I included a picture of these books. I imagine you can find them many places, but just in case, their website is www.commonlifepress.com
EXTENDED READING: 2 Corinthians 13:1-10
DEVOTIONAL READING: Verses 5-6
5 Test yourselves to see if you are in the faith; examine yourselves! Or do you not recognize this about yourselves, that Jesus Christ is in you—unless indeed you [a]fail the test? 6 But I expect that you will realize that we ourselves [b]do not fail the test.
Just the other day I had to “examine” a particular tool that I wanted to use in my next remodeling project. It didn’t have power when I plugged it in and that was odd, I just used it the previous day. One day something works well and is acting as it should, but slowly, subtly, something or things change and what once was taken for granted now became an issue.
It can be like that in our Christianity as well. In these verses above Paul urge the Corinthian believers to engage in serious self-examination. He wanted them to assess the nature of their commitment to God by looking closely at their own lives. You and I need to do the same if we hope to uncover the problems that tear down our relationships with others and our Heavenly Father.
I examined my power tool in every possible way to determine the problem that needed fixed. We need to examine our hearts in much the same way. It might be helpful to write your observations down and compare your notes. Paul warns that there are some who’s faith may not be genuine. Make sure that is not you.

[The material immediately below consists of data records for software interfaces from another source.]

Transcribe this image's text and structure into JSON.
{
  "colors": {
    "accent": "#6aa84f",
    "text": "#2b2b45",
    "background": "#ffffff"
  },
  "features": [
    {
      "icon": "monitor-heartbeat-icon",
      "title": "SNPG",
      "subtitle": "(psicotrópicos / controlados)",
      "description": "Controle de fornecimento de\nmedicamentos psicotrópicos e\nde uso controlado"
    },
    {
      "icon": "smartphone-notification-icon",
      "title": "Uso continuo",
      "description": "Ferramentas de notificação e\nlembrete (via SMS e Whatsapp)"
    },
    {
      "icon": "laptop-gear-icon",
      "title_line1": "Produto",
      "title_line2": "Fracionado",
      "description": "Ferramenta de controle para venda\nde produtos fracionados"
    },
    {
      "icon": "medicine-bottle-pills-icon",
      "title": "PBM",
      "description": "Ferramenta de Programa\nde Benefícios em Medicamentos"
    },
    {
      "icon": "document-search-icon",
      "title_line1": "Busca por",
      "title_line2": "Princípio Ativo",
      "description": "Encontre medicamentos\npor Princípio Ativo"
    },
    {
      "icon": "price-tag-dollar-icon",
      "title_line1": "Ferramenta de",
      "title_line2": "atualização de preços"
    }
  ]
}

Prayer: Father, we hear these solemn words of Paul and are at first fearful to test ourselves in this way for fear of what we may find. Please grant us the courage, faith, and resolve to make sure that our professed faith is genuine and that we are approved by You. Amen.